[App and web page records]

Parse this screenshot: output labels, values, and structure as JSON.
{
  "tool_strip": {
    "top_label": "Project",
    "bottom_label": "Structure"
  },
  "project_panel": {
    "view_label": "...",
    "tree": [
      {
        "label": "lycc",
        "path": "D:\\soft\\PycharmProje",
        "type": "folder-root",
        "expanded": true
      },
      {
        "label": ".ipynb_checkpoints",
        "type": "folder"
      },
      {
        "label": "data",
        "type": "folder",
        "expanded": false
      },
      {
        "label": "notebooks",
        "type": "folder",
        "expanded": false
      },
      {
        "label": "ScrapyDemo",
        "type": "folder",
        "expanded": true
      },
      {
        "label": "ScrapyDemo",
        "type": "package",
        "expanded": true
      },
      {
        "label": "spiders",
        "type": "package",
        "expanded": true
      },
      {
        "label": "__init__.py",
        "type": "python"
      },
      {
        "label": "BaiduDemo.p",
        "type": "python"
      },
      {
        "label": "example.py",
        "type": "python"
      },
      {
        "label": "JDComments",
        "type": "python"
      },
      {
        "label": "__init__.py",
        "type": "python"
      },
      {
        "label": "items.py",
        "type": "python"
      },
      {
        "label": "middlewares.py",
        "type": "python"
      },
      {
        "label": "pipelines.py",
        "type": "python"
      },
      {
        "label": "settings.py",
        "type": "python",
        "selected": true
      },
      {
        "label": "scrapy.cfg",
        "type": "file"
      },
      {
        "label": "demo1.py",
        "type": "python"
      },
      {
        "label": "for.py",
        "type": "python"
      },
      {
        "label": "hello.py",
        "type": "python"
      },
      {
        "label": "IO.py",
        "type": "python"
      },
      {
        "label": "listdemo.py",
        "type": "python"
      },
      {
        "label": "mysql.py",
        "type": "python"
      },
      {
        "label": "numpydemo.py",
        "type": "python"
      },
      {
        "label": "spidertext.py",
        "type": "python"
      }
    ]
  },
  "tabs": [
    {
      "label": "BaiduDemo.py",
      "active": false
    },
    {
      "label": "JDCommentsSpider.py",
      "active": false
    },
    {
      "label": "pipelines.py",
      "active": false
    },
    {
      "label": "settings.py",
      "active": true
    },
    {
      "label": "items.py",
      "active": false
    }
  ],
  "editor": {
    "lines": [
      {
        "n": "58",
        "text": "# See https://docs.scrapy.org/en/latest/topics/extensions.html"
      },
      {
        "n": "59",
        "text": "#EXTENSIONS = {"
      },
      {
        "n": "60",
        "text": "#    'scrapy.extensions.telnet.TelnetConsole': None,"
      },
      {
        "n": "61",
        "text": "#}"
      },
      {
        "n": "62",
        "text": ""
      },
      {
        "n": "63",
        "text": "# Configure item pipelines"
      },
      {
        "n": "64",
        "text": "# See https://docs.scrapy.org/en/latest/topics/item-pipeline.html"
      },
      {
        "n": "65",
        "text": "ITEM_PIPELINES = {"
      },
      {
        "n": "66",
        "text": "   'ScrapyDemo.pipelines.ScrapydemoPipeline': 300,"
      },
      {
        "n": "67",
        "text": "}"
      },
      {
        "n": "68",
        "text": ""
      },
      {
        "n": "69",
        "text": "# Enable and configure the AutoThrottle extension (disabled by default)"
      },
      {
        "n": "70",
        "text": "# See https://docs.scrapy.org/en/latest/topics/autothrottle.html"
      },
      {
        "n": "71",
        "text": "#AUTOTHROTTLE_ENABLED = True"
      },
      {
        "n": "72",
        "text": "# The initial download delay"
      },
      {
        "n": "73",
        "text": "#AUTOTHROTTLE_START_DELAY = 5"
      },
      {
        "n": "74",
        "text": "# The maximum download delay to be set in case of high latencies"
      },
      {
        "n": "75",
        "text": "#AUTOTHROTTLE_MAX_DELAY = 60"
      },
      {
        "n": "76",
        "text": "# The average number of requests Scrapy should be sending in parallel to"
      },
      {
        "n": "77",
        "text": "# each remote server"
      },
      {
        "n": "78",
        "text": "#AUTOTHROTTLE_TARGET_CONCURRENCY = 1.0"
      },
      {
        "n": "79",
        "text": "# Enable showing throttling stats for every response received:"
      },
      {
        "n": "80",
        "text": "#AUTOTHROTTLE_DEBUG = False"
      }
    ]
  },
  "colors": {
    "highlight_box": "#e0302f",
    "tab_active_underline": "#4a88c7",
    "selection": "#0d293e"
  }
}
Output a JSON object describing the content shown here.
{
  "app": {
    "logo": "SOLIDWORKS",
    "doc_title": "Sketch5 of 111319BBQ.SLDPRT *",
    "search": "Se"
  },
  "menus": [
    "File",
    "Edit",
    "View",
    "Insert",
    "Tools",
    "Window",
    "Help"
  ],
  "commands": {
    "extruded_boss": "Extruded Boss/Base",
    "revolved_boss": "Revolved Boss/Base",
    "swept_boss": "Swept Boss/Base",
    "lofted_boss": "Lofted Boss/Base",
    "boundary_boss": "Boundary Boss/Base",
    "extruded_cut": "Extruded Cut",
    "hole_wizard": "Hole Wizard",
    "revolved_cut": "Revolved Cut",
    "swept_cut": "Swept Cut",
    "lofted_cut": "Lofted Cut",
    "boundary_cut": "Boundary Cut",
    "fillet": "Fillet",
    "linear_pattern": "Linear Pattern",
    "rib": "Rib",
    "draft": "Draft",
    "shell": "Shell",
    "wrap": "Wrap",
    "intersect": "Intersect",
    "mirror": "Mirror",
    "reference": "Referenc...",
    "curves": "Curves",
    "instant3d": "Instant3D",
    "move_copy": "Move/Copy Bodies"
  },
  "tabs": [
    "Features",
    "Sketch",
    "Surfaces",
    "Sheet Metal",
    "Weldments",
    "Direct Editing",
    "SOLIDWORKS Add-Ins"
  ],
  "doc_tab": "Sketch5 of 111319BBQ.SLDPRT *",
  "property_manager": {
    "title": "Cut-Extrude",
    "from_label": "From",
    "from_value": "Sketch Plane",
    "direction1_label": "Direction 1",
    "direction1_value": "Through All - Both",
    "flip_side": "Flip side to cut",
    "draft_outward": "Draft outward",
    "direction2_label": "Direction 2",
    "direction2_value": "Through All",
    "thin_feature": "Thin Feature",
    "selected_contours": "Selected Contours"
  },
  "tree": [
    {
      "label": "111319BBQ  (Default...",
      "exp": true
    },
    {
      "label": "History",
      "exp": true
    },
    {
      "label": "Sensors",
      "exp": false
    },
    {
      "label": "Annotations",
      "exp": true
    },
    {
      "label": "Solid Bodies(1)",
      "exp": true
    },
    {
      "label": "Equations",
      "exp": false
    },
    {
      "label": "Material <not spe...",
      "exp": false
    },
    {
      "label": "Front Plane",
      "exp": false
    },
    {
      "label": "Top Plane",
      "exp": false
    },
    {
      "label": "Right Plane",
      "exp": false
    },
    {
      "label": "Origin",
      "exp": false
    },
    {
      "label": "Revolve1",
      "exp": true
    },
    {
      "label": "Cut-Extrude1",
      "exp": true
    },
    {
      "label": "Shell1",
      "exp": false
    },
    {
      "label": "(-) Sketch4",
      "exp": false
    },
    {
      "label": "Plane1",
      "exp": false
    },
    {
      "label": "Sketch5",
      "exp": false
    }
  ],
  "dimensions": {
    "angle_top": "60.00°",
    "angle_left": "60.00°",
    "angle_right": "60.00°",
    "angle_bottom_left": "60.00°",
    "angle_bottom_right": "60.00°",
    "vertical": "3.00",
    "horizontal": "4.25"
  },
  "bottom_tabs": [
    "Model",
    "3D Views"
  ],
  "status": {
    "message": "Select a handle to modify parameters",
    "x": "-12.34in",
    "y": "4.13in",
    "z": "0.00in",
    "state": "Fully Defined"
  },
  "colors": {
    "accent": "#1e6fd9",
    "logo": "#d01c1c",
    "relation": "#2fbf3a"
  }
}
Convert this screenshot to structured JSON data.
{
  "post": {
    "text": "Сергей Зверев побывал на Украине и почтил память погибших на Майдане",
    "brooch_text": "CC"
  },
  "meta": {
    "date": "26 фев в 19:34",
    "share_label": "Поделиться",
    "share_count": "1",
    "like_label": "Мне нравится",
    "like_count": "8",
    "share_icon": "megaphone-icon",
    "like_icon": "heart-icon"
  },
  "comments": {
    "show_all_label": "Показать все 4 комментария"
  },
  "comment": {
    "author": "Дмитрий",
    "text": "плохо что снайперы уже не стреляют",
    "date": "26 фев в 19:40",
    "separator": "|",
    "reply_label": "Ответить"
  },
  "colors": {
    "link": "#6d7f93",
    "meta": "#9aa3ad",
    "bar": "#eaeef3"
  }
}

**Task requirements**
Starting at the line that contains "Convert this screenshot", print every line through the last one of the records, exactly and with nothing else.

**Solution to this task**
Convert this screenshot to structured JSON data.
{
  "post": {
    "text": "Сергей Зверев побывал на Украине и почтил память погибших на Майдане",
    "brooch_text": "CC"
  },
  "meta": {
    "date": "26 фев в 19:34",
    "share_label": "Поделиться",
    "share_count": "1",
    "like_label": "Мне нравится",
    "like_count": "8",
    "share_icon": "megaphone-icon",
    "like_icon": "heart-icon"
  },
  "comments": {
    "show_all_label": "Показать все 4 комментария"
  },
  "comment": {
    "author": "Дмитрий",
    "text": "плохо что снайперы уже не стреляют",
    "date": "26 фев в 19:40",
    "separator": "|",
    "reply_label": "Ответить"
  },
  "colors": {
    "link": "#6d7f93",
    "meta": "#9aa3ad",
    "bar": "#eaeef3"
  }
}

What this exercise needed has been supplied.